Joy’s answer is to give herself a spontaneous gift. A change of scenery should do it; the chance to leave dusty Bakersfield and board a plane to the lush Pacific Northwest.

Little does she know that this decision will take her on a journey of discovery. A journey of the heart and mind.

To tell more would spoil the plot.

This is a novel that requires some compromises from the reader. The reader must suspend reality a bit, which I was willing to do. The reader must also accept the fact that not all questions (there are many) will be answered by the book’s conclusion. That was harder for me. And, although I’m glad I stayed with it until the end, there were times I almost put it down permanently. The book is flawed, but still sweet and worth your time. Resist the urge to tell yourself “that would never happen.”  Just give yourself over to the events and let the plot envelop you.

This is most definitely in the category of “Women’s Fiction.” The book taps into many of our emotions: empathy, despair, hope, and love. It is escapist and it is enjoyable.

8/10 Stars

Happy Scoops, by Katie Coughran
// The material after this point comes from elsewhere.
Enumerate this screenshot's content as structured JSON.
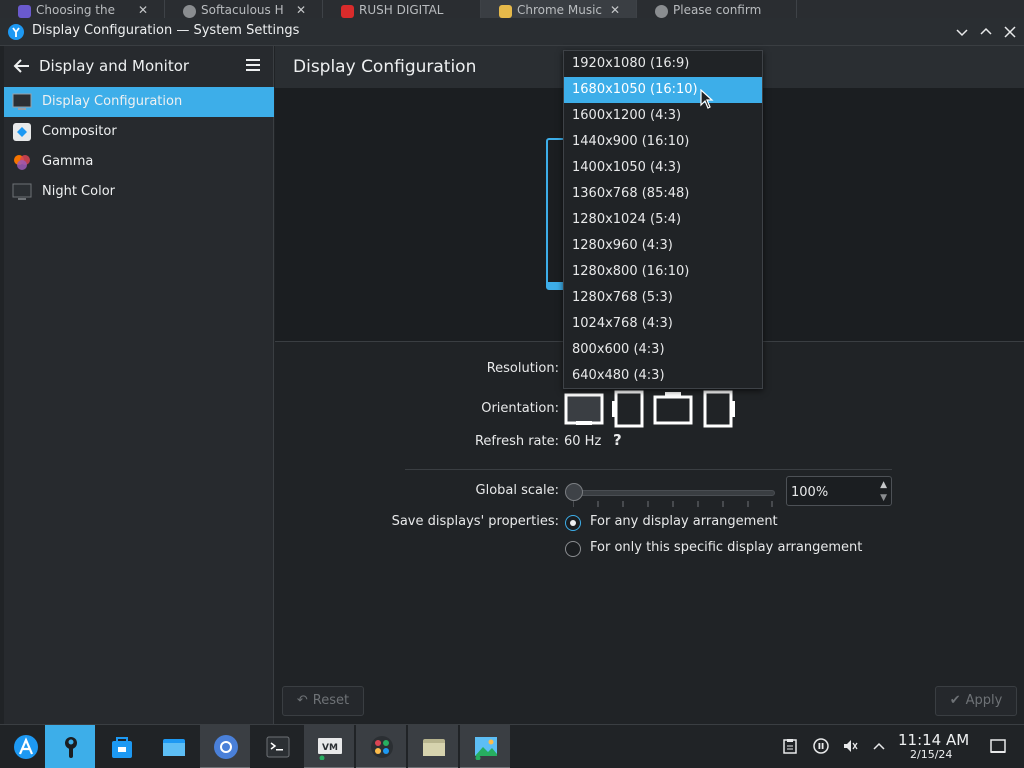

hs-coverIn Happy Scoops, we are introduced to Chryssa Parker. Chryssa is the girl you love to hate. She’s privileged, beautiful and smart. She leads the school as both student body president and captain of the cheerleading squad. Despite attending Intellectual Elite High School, she still rises to the top in everything she does, including making everyone around her feel inferior.

All of Chryssa’s energy goes into maintaining her popularity status. She chooses friends who are similar but submissive. The idea of not judging a book by its cover is completely lost on her. Appearance in everything is everything to Chryssa.

How could a reader become emotionally invested in such a distasteful character?

Author Katie Coughran suddenly sends Chryssa Parker on a journey that strips away everything she knows and holds dear. After an ultimatum from her parents, she is forced to take a job where personal appearance means nothing. In an instant, Chryssa must reevaluate everything she thought was important.

Amidst clever dialogue and a very unique story, we follow this unpleasant young woman on her path to humility and actually begin to care about her. Her world is turned upside down as a domino effect of uncontrollable circumstances starts to take place.

Happy Scoops is a delightful page-turner. More than once I found myself chuckling out loud at some of the funny scenes, continually wanting to read more. What’s even better is that beneath the humor are serious reminders we can all benefit from, mainly that beauty can fade at any time and that real relationships are built on compassion and concern for others.

8.5/10 Stars